= Recorded information =
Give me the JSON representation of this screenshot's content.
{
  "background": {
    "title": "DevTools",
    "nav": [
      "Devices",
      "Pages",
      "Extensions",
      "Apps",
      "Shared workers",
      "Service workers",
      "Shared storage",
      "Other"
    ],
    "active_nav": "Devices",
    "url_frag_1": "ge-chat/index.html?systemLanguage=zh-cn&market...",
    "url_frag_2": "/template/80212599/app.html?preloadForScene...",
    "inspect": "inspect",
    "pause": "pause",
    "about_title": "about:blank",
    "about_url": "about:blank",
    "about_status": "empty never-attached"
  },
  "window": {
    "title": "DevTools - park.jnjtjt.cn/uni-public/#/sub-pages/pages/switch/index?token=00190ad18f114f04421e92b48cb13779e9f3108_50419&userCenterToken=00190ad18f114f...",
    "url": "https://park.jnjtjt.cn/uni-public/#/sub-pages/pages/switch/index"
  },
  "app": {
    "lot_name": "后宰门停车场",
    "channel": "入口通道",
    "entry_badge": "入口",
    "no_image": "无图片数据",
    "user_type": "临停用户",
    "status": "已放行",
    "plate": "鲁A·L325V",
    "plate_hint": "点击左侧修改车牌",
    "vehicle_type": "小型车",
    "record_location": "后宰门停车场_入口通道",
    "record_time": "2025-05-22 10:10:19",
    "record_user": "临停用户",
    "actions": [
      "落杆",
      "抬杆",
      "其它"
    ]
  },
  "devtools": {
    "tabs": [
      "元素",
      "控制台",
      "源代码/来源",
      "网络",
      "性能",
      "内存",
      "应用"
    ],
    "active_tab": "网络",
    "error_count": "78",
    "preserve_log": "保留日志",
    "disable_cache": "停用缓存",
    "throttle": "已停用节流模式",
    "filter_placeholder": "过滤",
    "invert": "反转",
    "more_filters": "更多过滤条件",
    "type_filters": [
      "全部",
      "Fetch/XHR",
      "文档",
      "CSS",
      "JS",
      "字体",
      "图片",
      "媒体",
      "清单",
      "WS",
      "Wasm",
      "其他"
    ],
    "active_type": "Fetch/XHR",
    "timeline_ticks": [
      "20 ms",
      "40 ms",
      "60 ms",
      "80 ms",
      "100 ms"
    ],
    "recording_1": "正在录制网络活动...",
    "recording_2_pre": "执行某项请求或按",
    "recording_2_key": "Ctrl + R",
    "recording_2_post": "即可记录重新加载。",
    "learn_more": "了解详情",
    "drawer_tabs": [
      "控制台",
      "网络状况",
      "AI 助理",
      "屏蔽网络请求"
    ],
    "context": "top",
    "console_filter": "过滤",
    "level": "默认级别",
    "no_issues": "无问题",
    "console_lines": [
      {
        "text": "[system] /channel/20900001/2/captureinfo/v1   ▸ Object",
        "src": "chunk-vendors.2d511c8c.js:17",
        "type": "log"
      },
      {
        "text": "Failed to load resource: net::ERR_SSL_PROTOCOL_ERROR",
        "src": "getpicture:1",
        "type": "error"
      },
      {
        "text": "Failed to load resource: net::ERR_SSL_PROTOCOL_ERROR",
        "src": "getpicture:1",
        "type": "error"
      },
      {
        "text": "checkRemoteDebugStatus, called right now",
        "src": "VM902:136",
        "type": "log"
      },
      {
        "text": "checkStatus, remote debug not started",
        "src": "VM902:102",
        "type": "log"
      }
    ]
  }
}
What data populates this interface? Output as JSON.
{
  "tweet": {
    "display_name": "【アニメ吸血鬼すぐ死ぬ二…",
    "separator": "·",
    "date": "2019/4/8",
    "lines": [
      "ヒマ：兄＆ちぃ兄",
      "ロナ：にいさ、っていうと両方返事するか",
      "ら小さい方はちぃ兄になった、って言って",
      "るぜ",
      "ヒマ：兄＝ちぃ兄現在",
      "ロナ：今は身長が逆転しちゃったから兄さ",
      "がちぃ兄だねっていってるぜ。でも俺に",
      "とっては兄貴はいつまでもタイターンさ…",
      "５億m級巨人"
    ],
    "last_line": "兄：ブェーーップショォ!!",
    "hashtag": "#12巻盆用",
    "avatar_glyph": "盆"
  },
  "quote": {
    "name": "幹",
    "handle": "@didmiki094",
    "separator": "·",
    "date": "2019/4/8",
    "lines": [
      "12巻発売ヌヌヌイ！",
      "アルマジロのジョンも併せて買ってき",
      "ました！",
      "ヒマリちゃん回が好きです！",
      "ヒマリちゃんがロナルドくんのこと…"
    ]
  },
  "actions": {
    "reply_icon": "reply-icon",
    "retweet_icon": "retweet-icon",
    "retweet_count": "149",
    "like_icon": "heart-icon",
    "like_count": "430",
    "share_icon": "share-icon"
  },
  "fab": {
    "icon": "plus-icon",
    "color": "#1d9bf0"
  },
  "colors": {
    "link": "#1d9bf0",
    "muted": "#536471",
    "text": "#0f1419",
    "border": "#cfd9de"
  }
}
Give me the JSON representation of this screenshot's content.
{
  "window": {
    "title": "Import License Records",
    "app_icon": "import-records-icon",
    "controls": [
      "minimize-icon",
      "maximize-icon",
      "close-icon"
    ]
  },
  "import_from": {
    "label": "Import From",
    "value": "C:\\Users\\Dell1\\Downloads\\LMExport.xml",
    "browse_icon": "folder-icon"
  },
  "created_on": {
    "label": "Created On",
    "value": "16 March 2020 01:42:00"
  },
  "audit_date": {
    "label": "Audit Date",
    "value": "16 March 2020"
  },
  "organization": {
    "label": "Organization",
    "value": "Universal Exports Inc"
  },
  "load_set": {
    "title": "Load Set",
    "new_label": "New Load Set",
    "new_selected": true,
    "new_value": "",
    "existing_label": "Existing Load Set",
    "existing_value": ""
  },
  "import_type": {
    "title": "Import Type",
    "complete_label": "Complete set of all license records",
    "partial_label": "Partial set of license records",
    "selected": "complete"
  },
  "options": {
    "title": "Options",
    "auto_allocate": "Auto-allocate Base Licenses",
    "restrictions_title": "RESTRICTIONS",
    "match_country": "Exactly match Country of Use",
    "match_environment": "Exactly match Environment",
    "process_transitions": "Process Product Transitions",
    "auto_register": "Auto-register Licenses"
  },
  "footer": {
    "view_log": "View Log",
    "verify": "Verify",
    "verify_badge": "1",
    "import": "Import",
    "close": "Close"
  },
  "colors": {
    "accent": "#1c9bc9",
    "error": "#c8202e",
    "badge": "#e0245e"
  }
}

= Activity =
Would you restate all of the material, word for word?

= The answer =
Give me the JSON representation of this screenshot's content.
{
  "background": {
    "title": "DevTools",
    "nav": [
      "Devices",
      "Pages",
      "Extensions",
      "Apps",
      "Shared workers",
      "Service workers",
      "Shared storage",
      "Other"
    ],
    "active_nav": "Devices",
    "url_frag_1": "ge-chat/index.html?systemLanguage=zh-cn&market...",
    "url_frag_2": "/template/80212599/app.html?preloadForScene...",
    "inspect": "inspect",
    "pause": "pause",
    "about_title": "about:blank",
    "about_url": "about:blank",
    "about_status": "empty never-attached"
  },
  "window": {
    "title": "DevTools - park.jnjtjt.cn/uni-public/#/sub-pages/pages/switch/index?token=00190ad18f114f04421e92b48cb13779e9f3108_50419&userCenterToken=00190ad18f114f...",
    "url": "https://park.jnjtjt.cn/uni-public/#/sub-pages/pages/switch/index"
  },
  "app": {
    "lot_name": "后宰门停车场",
    "channel": "入口通道",
    "entry_badge": "入口",
    "no_image": "无图片数据",
    "user_type": "临停用户",
    "status": "已放行",
    "plate": "鲁A·L325V",
    "plate_hint": "点击左侧修改车牌",
    "vehicle_type": "小型车",
    "record_location": "后宰门停车场_入口通道",
    "record_time": "2025-05-22 10:10:19",
    "record_user": "临停用户",
    "actions": [
      "落杆",
      "抬杆",
      "其它"
    ]
  },
  "devtools": {
    "tabs": [
      "元素",
      "控制台",
      "源代码/来源",
      "网络",
      "性能",
      "内存",
      "应用"
    ],
    "active_tab": "网络",
    "error_count": "78",
    "preserve_log": "保留日志",
    "disable_cache": "停用缓存",
    "throttle": "已停用节流模式",
    "filter_placeholder": "过滤",
    "invert": "反转",
    "more_filters": "更多过滤条件",
    "type_filters": [
      "全部",
      "Fetch/XHR",
      "文档",
      "CSS",
      "JS",
      "字体",
      "图片",
      "媒体",
      "清单",
      "WS",
      "Wasm",
      "其他"
    ],
    "active_type": "Fetch/XHR",
    "timeline_ticks": [
      "20 ms",
      "40 ms",
      "60 ms",
      "80 ms",
      "100 ms"
    ],
    "recording_1": "正在录制网络活动...",
    "recording_2_pre": "执行某项请求或按",
    "recording_2_key": "Ctrl + R",
    "recording_2_post": "即可记录重新加载。",
    "learn_more": "了解详情",
    "drawer_tabs": [
      "控制台",
      "网络状况",
      "AI 助理",
      "屏蔽网络请求"
    ],
    "context": "top",
    "console_filter": "过滤",
    "level": "默认级别",
    "no_issues": "无问题",
    "console_lines": [
      {
        "text": "[system] /channel/20900001/2/captureinfo/v1   ▸ Object",
        "src": "chunk-vendors.2d511c8c.js:17",
        "type": "log"
      },
      {
        "text": "Failed to load resource: net::ERR_SSL_PROTOCOL_ERROR",
        "src": "getpicture:1",
        "type": "error"
      },
      {
        "text": "Failed to load resource: net::ERR_SSL_PROTOCOL_ERROR",
        "src": "getpicture:1",
        "type": "error"
      },
      {
        "text": "checkRemoteDebugStatus, called right now",
        "src": "VM902:136",
        "type": "log"
      },
      {
        "text": "checkStatus, remote debug not started",
        "src": "VM902:102",
        "type": "log"
      }
    ]
  }
}
What data populates this interface? Output as JSON.
{
  "tweet": {
    "display_name": "【アニメ吸血鬼すぐ死ぬ二…",
    "separator": "·",
    "date": "2019/4/8",
    "lines": [
      "ヒマ：兄＆ちぃ兄",
      "ロナ：にいさ、っていうと両方返事するか",
      "ら小さい方はちぃ兄になった、って言って",
      "るぜ",
      "ヒマ：兄＝ちぃ兄現在",
      "ロナ：今は身長が逆転しちゃったから兄さ",
      "がちぃ兄だねっていってるぜ。でも俺に",
      "とっては兄貴はいつまでもタイターンさ…",
      "５億m級巨人"
    ],
    "last_line": "兄：ブェーーップショォ!!",
    "hashtag": "#12巻盆用",
    "avatar_glyph": "盆"
  },
  "quote": {
    "name": "幹",
    "handle": "@didmiki094",
    "separator": "·",
    "date": "2019/4/8",
    "lines": [
      "12巻発売ヌヌヌイ！",
      "アルマジロのジョンも併せて買ってき",
      "ました！",
      "ヒマリちゃん回が好きです！",
      "ヒマリちゃんがロナルドくんのこと…"
    ]
  },
  "actions": {
    "reply_icon": "reply-icon",
    "retweet_icon": "retweet-icon",
    "retweet_count": "149",
    "like_icon": "heart-icon",
    "like_count": "430",
    "share_icon": "share-icon"
  },
  "fab": {
    "icon": "plus-icon",
    "color": "#1d9bf0"
  },
  "colors": {
    "link": "#1d9bf0",
    "muted": "#536471",
    "text": "#0f1419",
    "border": "#cfd9de"
  }
}
Give me the JSON representation of this screenshot's content.
{
  "window": {
    "title": "Import License Records",
    "app_icon": "import-records-icon",
    "controls": [
      "minimize-icon",
      "maximize-icon",
      "close-icon"
    ]
  },
  "import_from": {
    "label": "Import From",
    "value": "C:\\Users\\Dell1\\Downloads\\LMExport.xml",
    "browse_icon": "folder-icon"
  },
  "created_on": {
    "label": "Created On",
    "value": "16 March 2020 01:42:00"
  },
  "audit_date": {
    "label": "Audit Date",
    "value": "16 March 2020"
  },
  "organization": {
    "label": "Organization",
    "value": "Universal Exports Inc"
  },
  "load_set": {
    "title": "Load Set",
    "new_label": "New Load Set",
    "new_selected": true,
    "new_value": "",
    "existing_label": "Existing Load Set",
    "existing_value": ""
  },
  "import_type": {
    "title": "Import Type",
    "complete_label": "Complete set of all license records",
    "partial_label": "Partial set of license records",
    "selected": "complete"
  },
  "options": {
    "title": "Options",
    "auto_allocate": "Auto-allocate Base Licenses",
    "restrictions_title": "RESTRICTIONS",
    "match_country": "Exactly match Country of Use",
    "match_environment": "Exactly match Environment",
    "process_transitions": "Process Product Transitions",
    "auto_register": "Auto-register Licenses"
  },
  "footer": {
    "view_log": "View Log",
    "verify": "Verify",
    "verify_badge": "1",
    "import": "Import",
    "close": "Close"
  },
  "colors": {
    "accent": "#1c9bc9",
    "error": "#c8202e",
    "badge": "#e0245e"
  }
}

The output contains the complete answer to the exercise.